### WHAT YOU HAVE TO DO
Gather all lines with "this" from the records.

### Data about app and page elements
--- --- ---

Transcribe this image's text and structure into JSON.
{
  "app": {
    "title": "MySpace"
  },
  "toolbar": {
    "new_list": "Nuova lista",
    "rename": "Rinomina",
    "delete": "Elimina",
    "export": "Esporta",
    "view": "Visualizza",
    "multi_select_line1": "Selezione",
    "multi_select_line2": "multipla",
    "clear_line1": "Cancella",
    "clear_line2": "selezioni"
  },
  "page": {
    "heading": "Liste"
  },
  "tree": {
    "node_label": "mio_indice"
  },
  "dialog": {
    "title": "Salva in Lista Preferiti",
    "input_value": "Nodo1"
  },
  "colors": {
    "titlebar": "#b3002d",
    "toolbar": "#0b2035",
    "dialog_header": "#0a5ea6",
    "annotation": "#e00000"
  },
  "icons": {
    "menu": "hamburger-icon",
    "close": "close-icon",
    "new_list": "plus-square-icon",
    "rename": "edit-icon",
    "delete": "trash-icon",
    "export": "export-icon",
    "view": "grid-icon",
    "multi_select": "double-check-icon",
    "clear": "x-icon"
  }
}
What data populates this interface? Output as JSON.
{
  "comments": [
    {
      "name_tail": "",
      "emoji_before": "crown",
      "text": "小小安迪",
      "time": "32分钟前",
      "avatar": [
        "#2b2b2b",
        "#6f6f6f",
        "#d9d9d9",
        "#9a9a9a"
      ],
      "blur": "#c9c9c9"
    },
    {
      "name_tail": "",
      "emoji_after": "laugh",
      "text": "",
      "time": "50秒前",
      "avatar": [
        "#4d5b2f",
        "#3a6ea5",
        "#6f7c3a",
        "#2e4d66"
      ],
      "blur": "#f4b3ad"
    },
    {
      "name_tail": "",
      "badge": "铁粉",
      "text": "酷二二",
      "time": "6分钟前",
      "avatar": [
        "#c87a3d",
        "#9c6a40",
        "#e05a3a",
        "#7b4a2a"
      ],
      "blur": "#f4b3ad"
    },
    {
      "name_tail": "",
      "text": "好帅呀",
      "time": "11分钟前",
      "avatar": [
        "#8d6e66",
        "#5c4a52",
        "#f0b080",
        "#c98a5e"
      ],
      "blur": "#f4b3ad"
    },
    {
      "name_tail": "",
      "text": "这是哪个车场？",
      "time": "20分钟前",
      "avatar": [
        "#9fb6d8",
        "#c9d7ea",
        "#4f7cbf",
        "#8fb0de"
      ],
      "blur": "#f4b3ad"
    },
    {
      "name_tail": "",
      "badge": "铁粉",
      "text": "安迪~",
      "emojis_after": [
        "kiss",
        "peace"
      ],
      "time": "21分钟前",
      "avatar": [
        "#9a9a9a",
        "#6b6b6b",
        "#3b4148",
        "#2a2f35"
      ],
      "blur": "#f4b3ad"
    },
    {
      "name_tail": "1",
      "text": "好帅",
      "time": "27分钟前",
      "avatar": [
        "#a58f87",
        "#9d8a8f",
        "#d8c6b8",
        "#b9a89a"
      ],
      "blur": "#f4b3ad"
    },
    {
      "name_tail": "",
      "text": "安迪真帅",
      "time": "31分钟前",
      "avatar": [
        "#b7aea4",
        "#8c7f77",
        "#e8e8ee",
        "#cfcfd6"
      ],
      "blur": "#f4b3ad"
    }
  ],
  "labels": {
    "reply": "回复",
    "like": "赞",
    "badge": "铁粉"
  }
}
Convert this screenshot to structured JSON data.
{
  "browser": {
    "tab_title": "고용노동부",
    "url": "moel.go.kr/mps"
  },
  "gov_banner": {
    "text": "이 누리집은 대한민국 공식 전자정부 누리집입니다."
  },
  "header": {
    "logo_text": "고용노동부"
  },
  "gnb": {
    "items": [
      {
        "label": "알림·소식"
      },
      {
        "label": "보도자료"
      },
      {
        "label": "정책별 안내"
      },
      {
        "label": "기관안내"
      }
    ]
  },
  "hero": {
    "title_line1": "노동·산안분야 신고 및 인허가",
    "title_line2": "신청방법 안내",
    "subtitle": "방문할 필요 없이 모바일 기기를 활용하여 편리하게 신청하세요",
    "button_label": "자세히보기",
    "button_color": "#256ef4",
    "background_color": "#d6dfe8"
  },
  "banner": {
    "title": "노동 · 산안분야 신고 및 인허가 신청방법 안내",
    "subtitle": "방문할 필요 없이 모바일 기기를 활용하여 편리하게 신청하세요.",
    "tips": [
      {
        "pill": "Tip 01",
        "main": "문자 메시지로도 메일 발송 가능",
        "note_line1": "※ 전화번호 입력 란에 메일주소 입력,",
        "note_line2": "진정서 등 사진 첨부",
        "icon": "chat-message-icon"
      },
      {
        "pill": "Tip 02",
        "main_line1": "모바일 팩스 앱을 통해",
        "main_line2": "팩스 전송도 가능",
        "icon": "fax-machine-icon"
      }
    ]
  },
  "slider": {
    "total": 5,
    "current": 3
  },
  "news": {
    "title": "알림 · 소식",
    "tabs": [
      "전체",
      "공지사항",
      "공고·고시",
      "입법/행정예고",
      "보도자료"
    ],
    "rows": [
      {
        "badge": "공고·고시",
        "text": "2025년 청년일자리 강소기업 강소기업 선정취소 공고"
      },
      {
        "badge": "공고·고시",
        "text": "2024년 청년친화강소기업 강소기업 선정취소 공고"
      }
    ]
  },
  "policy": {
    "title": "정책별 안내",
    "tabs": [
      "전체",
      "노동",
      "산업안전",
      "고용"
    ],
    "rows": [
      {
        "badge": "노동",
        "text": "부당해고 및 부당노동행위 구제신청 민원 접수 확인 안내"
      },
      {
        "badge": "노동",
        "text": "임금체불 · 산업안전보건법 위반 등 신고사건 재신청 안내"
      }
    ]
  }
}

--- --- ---

### RESPONSE BELOW
Transcribe this image's text and structure into JSON.
What data populates this interface? Output as JSON.
Convert this screenshot to structured JSON data.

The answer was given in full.